Report Date...: 8/17/20
Fellow delivers keynote on design and innovation in Africa
Fellow(s): Maureen Macharia
2018 fellow Maureen Macharia presented on the role of design in a post-COVID-19 era at last month’s UX South Africa, a virtual conference focused on designing for today, tomorrow and beyond. Maureen is a designer and founder of Spindle Design, an agency that partners with companies and entrepreneurs to bring people-centered design across multiple sectors throughout Africa.

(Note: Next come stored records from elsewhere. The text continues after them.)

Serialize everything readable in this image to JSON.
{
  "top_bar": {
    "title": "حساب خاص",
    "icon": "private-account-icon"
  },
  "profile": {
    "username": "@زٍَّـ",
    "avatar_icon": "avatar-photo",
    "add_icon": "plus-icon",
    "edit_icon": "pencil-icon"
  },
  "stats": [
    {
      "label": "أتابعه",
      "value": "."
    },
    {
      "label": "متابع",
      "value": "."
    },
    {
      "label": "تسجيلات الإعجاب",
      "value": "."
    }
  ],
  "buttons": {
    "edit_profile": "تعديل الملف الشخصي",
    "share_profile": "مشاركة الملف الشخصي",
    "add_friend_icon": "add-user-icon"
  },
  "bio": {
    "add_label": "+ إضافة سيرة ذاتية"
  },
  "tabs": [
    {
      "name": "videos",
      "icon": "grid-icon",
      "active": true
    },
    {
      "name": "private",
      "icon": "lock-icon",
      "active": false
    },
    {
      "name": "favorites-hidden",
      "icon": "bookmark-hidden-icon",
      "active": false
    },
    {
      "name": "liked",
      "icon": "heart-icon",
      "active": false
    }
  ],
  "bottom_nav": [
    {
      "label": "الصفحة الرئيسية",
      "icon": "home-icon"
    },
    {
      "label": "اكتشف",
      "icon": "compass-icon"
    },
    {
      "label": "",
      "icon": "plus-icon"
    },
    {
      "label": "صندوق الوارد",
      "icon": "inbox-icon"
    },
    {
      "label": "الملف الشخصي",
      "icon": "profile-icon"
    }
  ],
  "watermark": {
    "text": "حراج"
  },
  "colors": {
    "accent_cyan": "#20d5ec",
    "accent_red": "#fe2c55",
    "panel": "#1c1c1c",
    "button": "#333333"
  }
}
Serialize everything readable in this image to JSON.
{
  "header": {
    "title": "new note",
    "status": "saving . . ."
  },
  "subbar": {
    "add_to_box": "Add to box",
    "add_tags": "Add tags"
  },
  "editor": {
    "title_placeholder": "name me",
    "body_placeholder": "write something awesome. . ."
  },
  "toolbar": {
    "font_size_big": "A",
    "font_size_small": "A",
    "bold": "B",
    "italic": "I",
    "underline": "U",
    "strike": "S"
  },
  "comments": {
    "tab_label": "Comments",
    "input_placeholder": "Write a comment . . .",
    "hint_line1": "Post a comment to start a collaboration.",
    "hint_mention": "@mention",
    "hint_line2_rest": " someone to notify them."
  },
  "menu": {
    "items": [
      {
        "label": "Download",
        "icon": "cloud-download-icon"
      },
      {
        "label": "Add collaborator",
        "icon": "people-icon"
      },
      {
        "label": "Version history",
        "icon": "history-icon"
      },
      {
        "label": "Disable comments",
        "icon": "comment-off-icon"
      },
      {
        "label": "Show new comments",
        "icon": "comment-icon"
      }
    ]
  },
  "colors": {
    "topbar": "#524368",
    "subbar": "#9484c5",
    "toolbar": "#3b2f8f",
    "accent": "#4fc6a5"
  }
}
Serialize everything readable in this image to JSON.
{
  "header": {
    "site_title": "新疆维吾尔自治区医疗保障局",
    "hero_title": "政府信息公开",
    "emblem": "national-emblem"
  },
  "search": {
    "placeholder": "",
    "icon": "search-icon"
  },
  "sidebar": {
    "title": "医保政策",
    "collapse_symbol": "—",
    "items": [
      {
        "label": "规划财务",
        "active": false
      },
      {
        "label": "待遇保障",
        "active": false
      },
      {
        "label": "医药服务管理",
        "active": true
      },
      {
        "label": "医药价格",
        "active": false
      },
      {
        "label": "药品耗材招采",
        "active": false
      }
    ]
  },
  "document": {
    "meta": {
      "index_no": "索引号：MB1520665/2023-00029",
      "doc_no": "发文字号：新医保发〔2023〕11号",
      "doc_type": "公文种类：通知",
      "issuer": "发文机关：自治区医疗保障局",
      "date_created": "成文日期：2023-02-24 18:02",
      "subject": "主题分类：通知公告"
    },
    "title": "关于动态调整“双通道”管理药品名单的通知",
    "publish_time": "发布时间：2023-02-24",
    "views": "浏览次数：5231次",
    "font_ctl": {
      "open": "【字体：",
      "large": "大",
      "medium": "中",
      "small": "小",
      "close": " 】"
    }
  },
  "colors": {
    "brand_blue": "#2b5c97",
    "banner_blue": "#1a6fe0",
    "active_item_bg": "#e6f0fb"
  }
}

In her keynote, Maureen spoke about how design can shape the future of innovation in Africa, focusing specifically on designing in a crisis: “Does design fit into shaping a post-crisis world? The short answer, without a shadow of a doubt in my mind: yes,” she said. Maureen stressed the need for designers to be agile, adaptive and ready to “unlearn, learn and re-learn.” She also spoke about how the COVID-19 pandemic has opened opportunities for designers to create new solutions, new collaborations and new avenues for partnerships: “Opportunity is all around us – we need to be the one to adapt to it,” she said.
Despite global shifts in work and workplaces, Maureen reminded the audience that design will always be a team sport, and together designers must innovate for change. “Don’t waste the crisis. Don’t waste your skills. It’s an opportunity to tap into a number of the challenges we see,” she said.
Report Date...: 8/10/20